Brief: As you reproduce every line below, keep it exactly as written and leave out the images.

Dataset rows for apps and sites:
——————————
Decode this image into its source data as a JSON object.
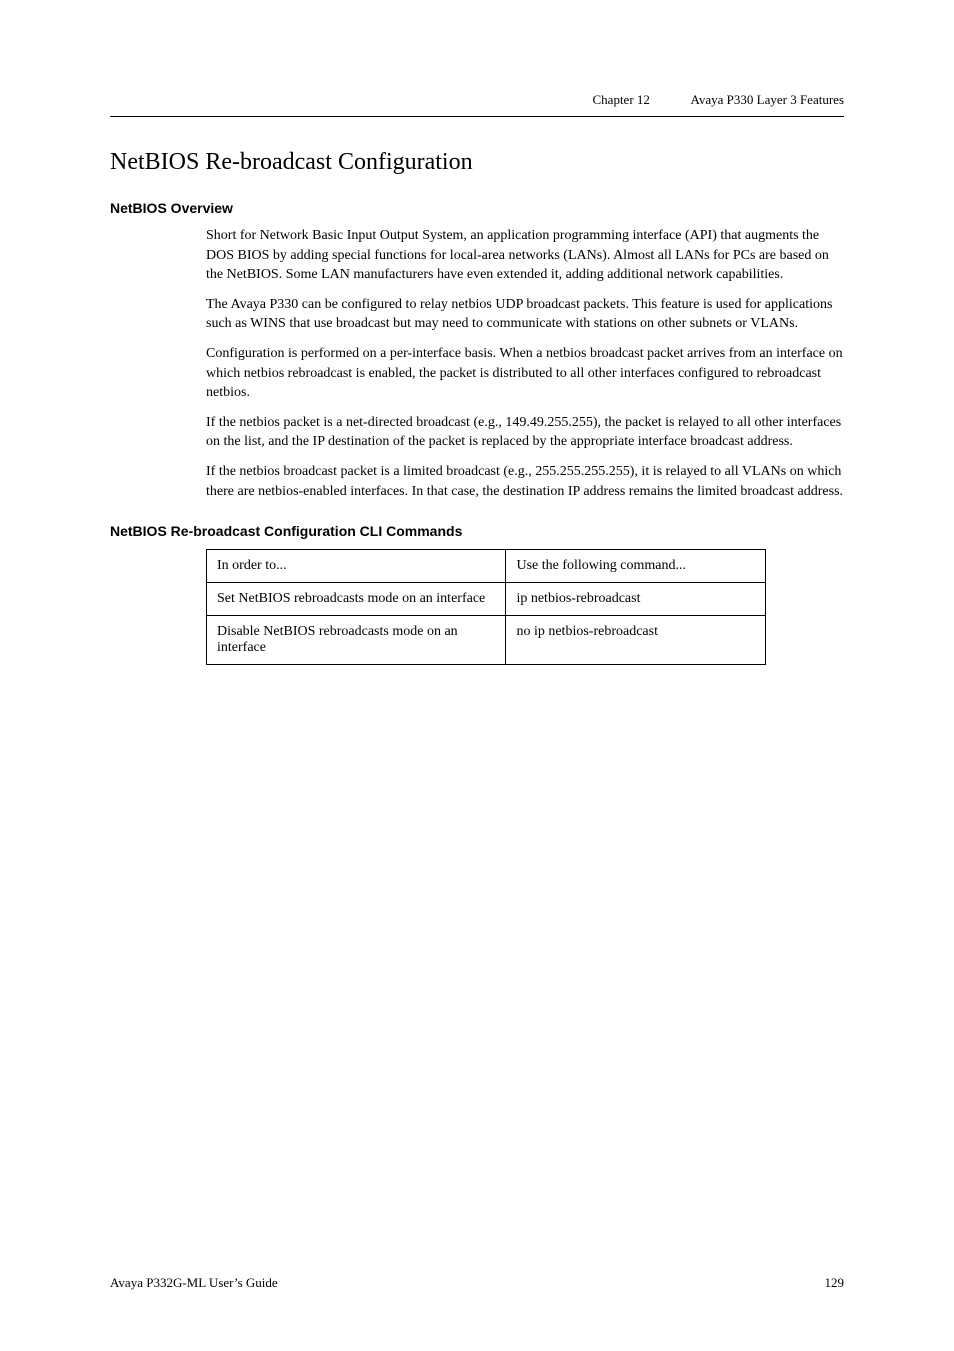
{
  "header": {
    "chapter_label": "Chapter 12",
    "chapter_title": "Avaya P330 Layer 3 Features"
  },
  "section_title": "NetBIOS Re-broadcast Configuration",
  "overview": {
    "heading": "NetBIOS Overview",
    "para1": "Short for Network Basic Input Output System, an application programming interface (API) that augments the DOS BIOS by adding special functions for local-area networks (LANs). Almost all LANs for PCs are based on the NetBIOS. Some LAN manufacturers have even extended it, adding additional network capabilities.",
    "para2": "The Avaya P330 can be configured to relay netbios UDP broadcast packets. This feature is used for applications such as WINS that use broadcast but may need to communicate with stations on other subnets or VLANs.",
    "para3": "Configuration is performed on a per-interface basis. When a netbios broadcast packet arrives from an interface on which netbios rebroadcast is enabled, the packet is distributed to all other interfaces configured to rebroadcast netbios.",
    "para4": "If the netbios packet is a net-directed broadcast (e.g., 149.49.255.255), the packet is relayed to all other interfaces on the list, and the IP destination of the packet is replaced by the appropriate interface broadcast address.",
    "para5": "If the netbios broadcast packet is a limited broadcast (e.g., 255.255.255.255), it is relayed to all VLANs on which there are netbios-enabled interfaces. In that case, the destination IP address remains the limited broadcast address."
  },
  "cli": {
    "heading": "NetBIOS Re-broadcast Configuration CLI Commands",
    "header_col1": "In order to...",
    "header_col2": "Use the following command...",
    "rows": [
      {
        "col1": "Set NetBIOS rebroadcasts mode on an interface",
        "col2": "ip netbios-rebroadcast"
      },
      {
        "col1": "Disable NetBIOS rebroadcasts mode on an interface",
        "col2": "no ip netbios-rebroadcast"
      }
    ]
  },
  "footer": {
    "text": "Avaya P332G-ML User’s Guide",
    "page": "129"
  }
}
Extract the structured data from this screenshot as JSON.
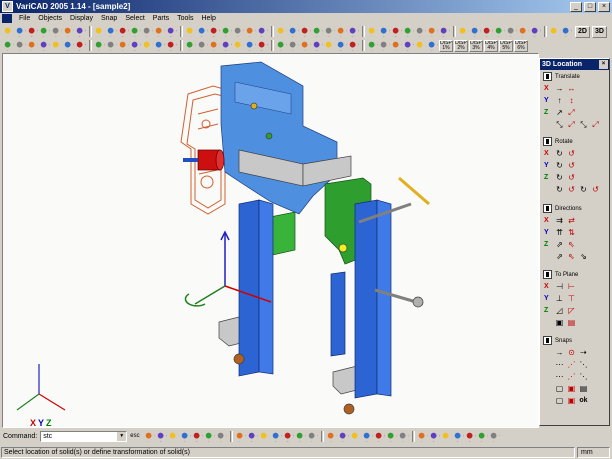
{
  "window": {
    "title": "VariCAD 2005 1.14 - [sample2]",
    "app_icon": "V"
  },
  "menu": [
    "File",
    "Objects",
    "Display",
    "Snap",
    "Select",
    "Parts",
    "Tools",
    "Help"
  ],
  "toolbar_text_buttons": [
    "DISP 1%",
    "DISP 2%",
    "DISP 3%",
    "DISP 4%",
    "DISP 5%",
    "DISP 6%"
  ],
  "toolbar_modes": [
    "2D",
    "3D"
  ],
  "panel": {
    "title": "3D Location",
    "sections": [
      "Translate",
      "Rotate",
      "Directions",
      "To Plane",
      "Snaps"
    ],
    "axes": [
      "X",
      "Y",
      "Z"
    ],
    "snap_label": "ok"
  },
  "viewport": {
    "triad_labels": [
      "X",
      "Y",
      "Z"
    ],
    "colors": {
      "plate": "#4f8fe0",
      "column": "#2c64d4",
      "green": "#2e9e2e",
      "wire": "#d06030",
      "gray": "#c8c8c8"
    }
  },
  "command": {
    "label": "Command:",
    "value": "stc",
    "esc": "esc"
  },
  "status": {
    "text": "Select location of solid(s) or define transformation of solid(s)",
    "unit": "mm"
  }
}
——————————
Output below:
Decode this image into its source data as a JSON object.
{
  "header": {
    "chapter_label": "Chapter 12",
    "chapter_title": "Avaya P330 Layer 3 Features"
  },
  "section_title": "NetBIOS Re-broadcast Configuration",
  "overview": {
    "heading": "NetBIOS Overview",
    "para1": "Short for Network Basic Input Output System, an application programming interface (API) that augments the DOS BIOS by adding special functions for local-area networks (LANs). Almost all LANs for PCs are based on the NetBIOS. Some LAN manufacturers have even extended it, adding additional network capabilities.",
    "para2": "The Avaya P330 can be configured to relay netbios UDP broadcast packets. This feature is used for applications such as WINS that use broadcast but may need to communicate with stations on other subnets or VLANs.",
    "para3": "Configuration is performed on a per-interface basis. When a netbios broadcast packet arrives from an interface on which netbios rebroadcast is enabled, the packet is distributed to all other interfaces configured to rebroadcast netbios.",
    "para4": "If the netbios packet is a net-directed broadcast (e.g., 149.49.255.255), the packet is relayed to all other interfaces on the list, and the IP destination of the packet is replaced by the appropriate interface broadcast address.",
    "para5": "If the netbios broadcast packet is a limited broadcast (e.g., 255.255.255.255), it is relayed to all VLANs on which there are netbios-enabled interfaces. In that case, the destination IP address remains the limited broadcast address."
  },
  "cli": {
    "heading": "NetBIOS Re-broadcast Configuration CLI Commands",
    "header_col1": "In order to...",
    "header_col2": "Use the following command...",
    "rows": [
      {
        "col1": "Set NetBIOS rebroadcasts mode on an interface",
        "col2": "ip netbios-rebroadcast"
      },
      {
        "col1": "Disable NetBIOS rebroadcasts mode on an interface",
        "col2": "no ip netbios-rebroadcast"
      }
    ]
  },
  "footer": {
    "text": "Avaya P332G-ML User’s Guide",
    "page": "129"
  }
}
Extract the structured data from this screenshot as JSON.
{
  "window": {
    "title": "VariCAD 2005 1.14 - [sample2]",
    "app_icon": "V"
  },
  "menu": [
    "File",
    "Objects",
    "Display",
    "Snap",
    "Select",
    "Parts",
    "Tools",
    "Help"
  ],
  "toolbar_text_buttons": [
    "DISP 1%",
    "DISP 2%",
    "DISP 3%",
    "DISP 4%",
    "DISP 5%",
    "DISP 6%"
  ],
  "toolbar_modes": [
    "2D",
    "3D"
  ],
  "panel": {
    "title": "3D Location",
    "sections": [
      "Translate",
      "Rotate",
      "Directions",
      "To Plane",
      "Snaps"
    ],
    "axes": [
      "X",
      "Y",
      "Z"
    ],
    "snap_label": "ok"
  },
  "viewport": {
    "triad_labels": [
      "X",
      "Y",
      "Z"
    ],
    "colors": {
      "plate": "#4f8fe0",
      "column": "#2c64d4",
      "green": "#2e9e2e",
      "wire": "#d06030",
      "gray": "#c8c8c8"
    }
  },
  "command": {
    "label": "Command:",
    "value": "stc",
    "esc": "esc"
  },
  "status": {
    "text": "Select location of solid(s) or define transformation of solid(s)",
    "unit": "mm"
  }
}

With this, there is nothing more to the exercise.